▶ **Exercise brief**: All lines from the one containing "Parse this screenshot: output" through the final line of the material below must appear exactly as they are, with nothing else.

↓↓↓

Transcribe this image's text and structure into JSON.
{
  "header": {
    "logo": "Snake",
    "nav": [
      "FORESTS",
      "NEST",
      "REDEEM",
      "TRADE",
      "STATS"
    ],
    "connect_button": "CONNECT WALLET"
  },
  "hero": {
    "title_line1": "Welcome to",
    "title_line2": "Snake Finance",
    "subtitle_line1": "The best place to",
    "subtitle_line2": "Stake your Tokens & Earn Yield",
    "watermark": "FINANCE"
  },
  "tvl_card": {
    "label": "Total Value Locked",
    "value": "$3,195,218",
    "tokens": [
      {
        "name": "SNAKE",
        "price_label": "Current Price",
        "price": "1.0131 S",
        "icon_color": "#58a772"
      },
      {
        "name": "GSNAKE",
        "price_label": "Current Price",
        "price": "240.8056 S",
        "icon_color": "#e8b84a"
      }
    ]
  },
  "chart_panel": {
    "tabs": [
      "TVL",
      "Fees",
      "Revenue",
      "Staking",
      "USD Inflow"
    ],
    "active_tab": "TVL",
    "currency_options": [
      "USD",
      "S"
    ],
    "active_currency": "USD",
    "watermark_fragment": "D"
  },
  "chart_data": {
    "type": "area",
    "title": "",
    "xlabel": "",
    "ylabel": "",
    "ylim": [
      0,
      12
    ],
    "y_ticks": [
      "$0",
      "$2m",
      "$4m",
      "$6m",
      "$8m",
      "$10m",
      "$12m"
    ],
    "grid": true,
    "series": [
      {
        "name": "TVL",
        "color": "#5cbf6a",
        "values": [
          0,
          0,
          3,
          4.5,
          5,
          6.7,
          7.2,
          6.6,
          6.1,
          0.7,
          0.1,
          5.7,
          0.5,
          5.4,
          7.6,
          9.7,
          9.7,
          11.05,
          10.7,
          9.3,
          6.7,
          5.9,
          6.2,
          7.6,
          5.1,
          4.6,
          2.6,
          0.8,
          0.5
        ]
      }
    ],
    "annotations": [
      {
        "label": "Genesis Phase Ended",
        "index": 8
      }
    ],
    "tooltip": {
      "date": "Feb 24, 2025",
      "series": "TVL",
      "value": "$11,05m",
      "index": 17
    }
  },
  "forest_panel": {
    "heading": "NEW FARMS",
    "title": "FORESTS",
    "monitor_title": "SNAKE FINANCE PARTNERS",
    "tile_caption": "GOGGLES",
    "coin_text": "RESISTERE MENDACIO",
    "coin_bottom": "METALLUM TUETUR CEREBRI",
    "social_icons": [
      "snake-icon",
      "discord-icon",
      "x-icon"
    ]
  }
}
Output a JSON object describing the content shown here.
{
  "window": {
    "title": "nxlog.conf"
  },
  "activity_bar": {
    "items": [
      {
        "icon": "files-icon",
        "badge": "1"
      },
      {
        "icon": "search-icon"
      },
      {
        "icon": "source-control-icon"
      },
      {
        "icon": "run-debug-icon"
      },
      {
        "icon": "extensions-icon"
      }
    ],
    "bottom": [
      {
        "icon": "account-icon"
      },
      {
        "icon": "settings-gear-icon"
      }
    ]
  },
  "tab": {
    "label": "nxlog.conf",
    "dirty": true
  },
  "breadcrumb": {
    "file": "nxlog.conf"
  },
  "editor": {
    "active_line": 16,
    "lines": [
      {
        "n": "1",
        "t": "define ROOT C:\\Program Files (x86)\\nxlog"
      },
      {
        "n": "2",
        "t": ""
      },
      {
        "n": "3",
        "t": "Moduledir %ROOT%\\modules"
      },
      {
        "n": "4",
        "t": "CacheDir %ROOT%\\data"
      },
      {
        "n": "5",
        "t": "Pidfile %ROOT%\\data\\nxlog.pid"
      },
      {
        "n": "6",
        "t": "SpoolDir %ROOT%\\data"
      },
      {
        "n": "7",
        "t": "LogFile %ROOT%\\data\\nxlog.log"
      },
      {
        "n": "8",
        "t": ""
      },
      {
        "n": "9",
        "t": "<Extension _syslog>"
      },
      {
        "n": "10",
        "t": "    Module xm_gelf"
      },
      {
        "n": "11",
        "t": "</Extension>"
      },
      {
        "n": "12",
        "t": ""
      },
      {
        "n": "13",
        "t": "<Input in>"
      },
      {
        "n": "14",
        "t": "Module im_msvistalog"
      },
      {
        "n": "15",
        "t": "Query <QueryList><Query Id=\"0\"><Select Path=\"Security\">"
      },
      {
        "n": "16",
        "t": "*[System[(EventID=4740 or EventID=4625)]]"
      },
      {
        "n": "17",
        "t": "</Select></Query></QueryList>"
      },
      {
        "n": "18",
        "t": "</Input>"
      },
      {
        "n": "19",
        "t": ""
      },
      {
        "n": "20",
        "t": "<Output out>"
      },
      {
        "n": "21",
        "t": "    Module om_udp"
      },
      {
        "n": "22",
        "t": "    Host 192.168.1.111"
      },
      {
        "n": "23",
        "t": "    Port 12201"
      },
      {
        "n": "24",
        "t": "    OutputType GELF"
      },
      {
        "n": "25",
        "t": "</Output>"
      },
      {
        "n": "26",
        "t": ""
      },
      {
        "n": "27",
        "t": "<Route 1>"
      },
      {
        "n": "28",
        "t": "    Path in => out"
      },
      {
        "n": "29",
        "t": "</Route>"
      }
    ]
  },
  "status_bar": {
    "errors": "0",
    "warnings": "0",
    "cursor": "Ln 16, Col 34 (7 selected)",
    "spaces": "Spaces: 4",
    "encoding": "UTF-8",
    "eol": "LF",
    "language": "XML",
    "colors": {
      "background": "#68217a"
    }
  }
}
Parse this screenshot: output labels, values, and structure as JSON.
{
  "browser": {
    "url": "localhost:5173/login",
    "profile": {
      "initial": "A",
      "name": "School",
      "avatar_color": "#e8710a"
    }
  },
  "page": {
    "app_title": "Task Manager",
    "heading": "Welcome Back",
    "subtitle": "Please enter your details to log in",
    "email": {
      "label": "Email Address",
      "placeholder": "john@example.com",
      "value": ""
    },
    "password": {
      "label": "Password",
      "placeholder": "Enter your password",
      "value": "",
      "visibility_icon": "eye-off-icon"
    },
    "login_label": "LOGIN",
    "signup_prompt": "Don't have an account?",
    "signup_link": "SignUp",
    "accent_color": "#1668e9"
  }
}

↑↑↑

▶ **Task output**:
Parse this screenshot: output labels, values, and structure as JSON.
{
  "browser": {
    "url": "localhost:5173/login",
    "profile": {
      "initial": "A",
      "name": "School",
      "avatar_color": "#e8710a"
    }
  },
  "page": {
    "app_title": "Task Manager",
    "heading": "Welcome Back",
    "subtitle": "Please enter your details to log in",
    "email": {
      "label": "Email Address",
      "placeholder": "john@example.com",
      "value": ""
    },
    "password": {
      "label": "Password",
      "placeholder": "Enter your password",
      "value": "",
      "visibility_icon": "eye-off-icon"
    },
    "login_label": "LOGIN",
    "signup_prompt": "Don't have an account?",
    "signup_link": "SignUp",
    "accent_color": "#1668e9"
  }
}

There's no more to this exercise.